Cormac O’Dea, a senior research economist at the IFS who co-authored the report, said it did not mean that significant numbers of pensioners were not struggling to make ends meet. But he said: “The large majority of couples reaching state pension age in recent years have more wealth than necessary to maintain their standards of living into retirement. This is a cohort that has, as it has turned out, ended up saving more than they needed for retirement. The picture for future generations, however, may look quite different.”
The study found 84 per cent of couples now in their 70s had accumulated enough wealth to maintain or even improve their standard of living into and through retirement when the value of their house was taken into account. Eight out of 10 baby boomers were able to replace at least two thirds of their average annual working life income from their state and private pensions alone whilst 40 per cent earned more in real terms – even though they faced considerable lower outgoings than younger families or singles. The figures were even higher when housing and other wealth holdings were taken into account.
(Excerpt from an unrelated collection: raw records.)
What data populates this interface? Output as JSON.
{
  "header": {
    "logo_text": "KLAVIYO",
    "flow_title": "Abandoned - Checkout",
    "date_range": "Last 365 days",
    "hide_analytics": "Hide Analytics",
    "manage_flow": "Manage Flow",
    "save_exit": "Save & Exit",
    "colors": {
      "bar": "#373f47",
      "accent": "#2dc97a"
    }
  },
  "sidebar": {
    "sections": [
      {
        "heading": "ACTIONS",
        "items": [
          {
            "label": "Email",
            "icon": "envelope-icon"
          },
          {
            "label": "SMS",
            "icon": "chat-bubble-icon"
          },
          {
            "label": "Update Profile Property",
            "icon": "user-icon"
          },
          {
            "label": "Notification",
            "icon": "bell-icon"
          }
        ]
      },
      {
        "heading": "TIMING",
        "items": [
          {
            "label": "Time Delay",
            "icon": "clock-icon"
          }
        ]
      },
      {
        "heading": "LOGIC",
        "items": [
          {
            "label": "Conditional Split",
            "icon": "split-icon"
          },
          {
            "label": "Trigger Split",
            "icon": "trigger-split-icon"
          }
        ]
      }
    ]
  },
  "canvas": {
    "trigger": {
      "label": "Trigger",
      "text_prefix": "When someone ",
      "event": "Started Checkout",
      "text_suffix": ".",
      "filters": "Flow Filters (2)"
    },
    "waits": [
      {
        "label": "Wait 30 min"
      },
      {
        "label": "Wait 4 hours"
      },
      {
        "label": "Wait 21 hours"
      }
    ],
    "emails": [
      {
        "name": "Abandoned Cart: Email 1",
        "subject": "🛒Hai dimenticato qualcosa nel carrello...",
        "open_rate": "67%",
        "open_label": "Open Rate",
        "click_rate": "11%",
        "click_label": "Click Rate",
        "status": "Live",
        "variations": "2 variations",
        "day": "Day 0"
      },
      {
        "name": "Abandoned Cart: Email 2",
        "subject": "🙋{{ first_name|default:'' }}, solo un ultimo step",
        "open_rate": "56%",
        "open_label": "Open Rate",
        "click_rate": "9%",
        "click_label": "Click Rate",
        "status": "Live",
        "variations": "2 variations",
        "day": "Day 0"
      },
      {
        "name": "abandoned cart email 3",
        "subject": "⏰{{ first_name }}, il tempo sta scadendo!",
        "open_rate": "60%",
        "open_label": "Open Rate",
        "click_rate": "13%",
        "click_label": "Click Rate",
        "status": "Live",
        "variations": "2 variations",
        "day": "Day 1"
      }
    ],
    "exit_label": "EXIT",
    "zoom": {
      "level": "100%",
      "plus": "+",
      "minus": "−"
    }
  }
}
The results appear to challenge findings by charities such as Age UK, which has estimated that one in six pensioners are living in poverty with those in their 80s, women and members of ethnic minorities among the worst affected.
James Lloyd of the Strategic Society Centre said the difference in income between rich and poor pensioners was now higher than ever, which made it more difficult for policymakers to target interventions to help those genuinely in need.
In the South East of England, for example, the poorest quarter of over-65s had an average income of £225 a week compared to the richest five per cent who received £750. He said many older people had seen the value of their pensions fall in value since the economic crash, whilst others were unable or unwilling to turn their valuable homes into an income or downsize to generate cash to fund their retirement. “Whilst it is true there are extremely wealthy pensioners with property wealth there are some who own their own home but live in income poverty. Talking about older people in terms of wealth is becoming increasingly meaningless,” he said.Reuse content